Author : Robert Standefer
Publisher : Morgan Kaufmann
ISBN/CODE : 012663355X
Cover Type : Soft Cover
Pages : 300
Published : Dec 2000

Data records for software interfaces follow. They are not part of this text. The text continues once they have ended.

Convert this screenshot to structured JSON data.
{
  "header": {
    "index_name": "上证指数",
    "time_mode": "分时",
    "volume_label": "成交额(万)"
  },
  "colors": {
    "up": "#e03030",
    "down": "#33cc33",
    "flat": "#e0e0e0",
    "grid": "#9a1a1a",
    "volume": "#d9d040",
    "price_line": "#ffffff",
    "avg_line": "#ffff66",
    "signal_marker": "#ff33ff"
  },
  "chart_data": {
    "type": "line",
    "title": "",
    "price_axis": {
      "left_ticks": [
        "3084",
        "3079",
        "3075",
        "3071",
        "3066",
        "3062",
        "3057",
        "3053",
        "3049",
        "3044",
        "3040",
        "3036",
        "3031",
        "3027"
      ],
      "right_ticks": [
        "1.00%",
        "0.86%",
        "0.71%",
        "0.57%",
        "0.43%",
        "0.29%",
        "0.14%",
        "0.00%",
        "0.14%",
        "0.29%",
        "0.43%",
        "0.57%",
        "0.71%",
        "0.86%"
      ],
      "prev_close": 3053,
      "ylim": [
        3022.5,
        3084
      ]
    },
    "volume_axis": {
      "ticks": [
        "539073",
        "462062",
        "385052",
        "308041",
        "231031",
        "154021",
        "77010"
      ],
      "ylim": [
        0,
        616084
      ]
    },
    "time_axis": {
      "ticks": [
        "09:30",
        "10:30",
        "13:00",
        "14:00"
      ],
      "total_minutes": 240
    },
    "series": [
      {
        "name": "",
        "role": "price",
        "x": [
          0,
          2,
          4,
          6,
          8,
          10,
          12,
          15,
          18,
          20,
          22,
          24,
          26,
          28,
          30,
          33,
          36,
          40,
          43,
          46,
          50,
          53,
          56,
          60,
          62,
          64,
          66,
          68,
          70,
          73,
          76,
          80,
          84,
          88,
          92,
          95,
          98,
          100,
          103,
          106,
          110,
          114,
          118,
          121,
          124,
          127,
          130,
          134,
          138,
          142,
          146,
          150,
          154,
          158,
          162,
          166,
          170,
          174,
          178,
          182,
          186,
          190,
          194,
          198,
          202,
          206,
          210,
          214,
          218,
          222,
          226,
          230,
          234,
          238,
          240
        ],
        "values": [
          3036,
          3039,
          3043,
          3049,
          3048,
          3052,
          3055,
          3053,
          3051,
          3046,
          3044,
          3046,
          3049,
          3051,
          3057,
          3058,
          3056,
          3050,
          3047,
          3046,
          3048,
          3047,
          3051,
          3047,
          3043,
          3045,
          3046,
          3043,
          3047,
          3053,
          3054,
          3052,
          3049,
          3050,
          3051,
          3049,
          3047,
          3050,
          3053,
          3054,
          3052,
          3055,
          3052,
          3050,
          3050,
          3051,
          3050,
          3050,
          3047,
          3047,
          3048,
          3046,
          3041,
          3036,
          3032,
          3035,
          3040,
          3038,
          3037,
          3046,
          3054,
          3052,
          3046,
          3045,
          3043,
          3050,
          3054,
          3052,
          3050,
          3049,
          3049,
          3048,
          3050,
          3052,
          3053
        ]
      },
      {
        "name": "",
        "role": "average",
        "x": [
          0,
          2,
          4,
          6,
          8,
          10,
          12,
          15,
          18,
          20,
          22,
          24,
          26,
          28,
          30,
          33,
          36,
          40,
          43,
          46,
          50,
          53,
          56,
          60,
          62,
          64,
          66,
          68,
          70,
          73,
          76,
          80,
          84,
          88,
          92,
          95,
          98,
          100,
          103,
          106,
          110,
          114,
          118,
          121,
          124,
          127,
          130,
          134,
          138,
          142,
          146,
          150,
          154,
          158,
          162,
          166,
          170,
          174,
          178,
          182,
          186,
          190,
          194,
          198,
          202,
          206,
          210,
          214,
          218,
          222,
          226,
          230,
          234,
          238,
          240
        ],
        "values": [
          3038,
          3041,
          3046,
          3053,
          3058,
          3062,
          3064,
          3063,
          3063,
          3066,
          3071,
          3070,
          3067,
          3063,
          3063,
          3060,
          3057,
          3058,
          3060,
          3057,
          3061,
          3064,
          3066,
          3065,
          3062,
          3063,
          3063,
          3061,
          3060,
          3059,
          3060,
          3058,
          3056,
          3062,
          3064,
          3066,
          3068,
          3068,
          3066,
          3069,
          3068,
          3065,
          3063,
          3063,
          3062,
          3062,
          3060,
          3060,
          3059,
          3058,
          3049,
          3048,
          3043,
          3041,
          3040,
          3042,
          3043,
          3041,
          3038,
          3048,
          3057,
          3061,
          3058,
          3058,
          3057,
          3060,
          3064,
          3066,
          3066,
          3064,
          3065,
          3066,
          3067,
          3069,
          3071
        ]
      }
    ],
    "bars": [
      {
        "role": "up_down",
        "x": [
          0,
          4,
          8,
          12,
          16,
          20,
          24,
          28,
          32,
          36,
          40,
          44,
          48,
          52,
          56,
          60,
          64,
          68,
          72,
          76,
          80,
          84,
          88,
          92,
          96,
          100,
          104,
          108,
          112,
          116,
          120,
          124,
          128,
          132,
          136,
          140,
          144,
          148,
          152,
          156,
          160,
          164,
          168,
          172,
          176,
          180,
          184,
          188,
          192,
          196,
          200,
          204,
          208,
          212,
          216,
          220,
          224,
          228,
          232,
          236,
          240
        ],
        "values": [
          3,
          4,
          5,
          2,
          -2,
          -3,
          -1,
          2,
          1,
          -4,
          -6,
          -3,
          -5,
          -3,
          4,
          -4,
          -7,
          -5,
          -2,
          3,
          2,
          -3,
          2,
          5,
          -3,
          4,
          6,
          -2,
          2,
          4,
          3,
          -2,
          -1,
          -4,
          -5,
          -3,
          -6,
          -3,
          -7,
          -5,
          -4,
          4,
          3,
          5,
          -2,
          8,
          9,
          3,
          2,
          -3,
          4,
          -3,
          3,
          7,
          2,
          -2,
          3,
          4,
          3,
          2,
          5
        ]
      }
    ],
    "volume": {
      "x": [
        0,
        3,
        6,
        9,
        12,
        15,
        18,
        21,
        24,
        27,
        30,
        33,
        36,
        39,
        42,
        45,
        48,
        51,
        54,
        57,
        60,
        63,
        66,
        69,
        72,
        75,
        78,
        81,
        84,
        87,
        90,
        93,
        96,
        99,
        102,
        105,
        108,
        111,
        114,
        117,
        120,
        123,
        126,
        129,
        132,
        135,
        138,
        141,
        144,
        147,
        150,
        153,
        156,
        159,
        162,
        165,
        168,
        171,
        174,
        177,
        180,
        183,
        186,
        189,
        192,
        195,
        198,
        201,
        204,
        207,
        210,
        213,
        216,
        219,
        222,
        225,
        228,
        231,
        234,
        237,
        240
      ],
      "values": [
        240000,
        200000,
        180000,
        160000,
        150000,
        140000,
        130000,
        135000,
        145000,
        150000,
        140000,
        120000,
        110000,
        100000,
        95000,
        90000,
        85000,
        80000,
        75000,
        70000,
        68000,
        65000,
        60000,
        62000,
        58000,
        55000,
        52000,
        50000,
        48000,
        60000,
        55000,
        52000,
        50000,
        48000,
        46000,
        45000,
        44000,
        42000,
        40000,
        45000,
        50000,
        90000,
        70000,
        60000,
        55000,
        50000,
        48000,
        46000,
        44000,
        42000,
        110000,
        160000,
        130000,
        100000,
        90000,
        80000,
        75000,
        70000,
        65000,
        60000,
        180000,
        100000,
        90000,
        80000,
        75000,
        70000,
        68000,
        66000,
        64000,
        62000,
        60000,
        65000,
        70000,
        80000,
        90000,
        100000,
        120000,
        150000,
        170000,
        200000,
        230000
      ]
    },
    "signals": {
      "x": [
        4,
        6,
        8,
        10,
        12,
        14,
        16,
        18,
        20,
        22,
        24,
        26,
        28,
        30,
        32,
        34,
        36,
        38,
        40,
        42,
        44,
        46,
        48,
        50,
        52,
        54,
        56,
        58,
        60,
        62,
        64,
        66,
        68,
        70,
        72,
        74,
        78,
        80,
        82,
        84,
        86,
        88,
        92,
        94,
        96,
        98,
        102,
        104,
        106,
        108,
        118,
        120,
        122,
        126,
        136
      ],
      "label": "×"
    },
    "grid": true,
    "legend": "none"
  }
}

Extensible Markup Language (XML) enables Web publishers and programmers to display information in ways that HTML cannot by customizing and adapting the language to meet special needs. As people take advantage of this diverse language, XML is quickly becoming the key for enterprise database companies, vendors, and consultants to connect and automate enterprise systems and databases. In short, XML creates interoperability and more integrated systems for any complex computer system. In Enterprise XML Clearly Explained, computer specialist Robert Standefer shows you how to implement XML in enterprise applications such as data warehousing, databases, electronic commerce, and the simplification of data retrieval. Written in a concise, enjoyable style, Enterprise XML Clearly Explained is ideal for the novice to XML without boring the experienced and will show you how to use this booming technology to benefit your organization.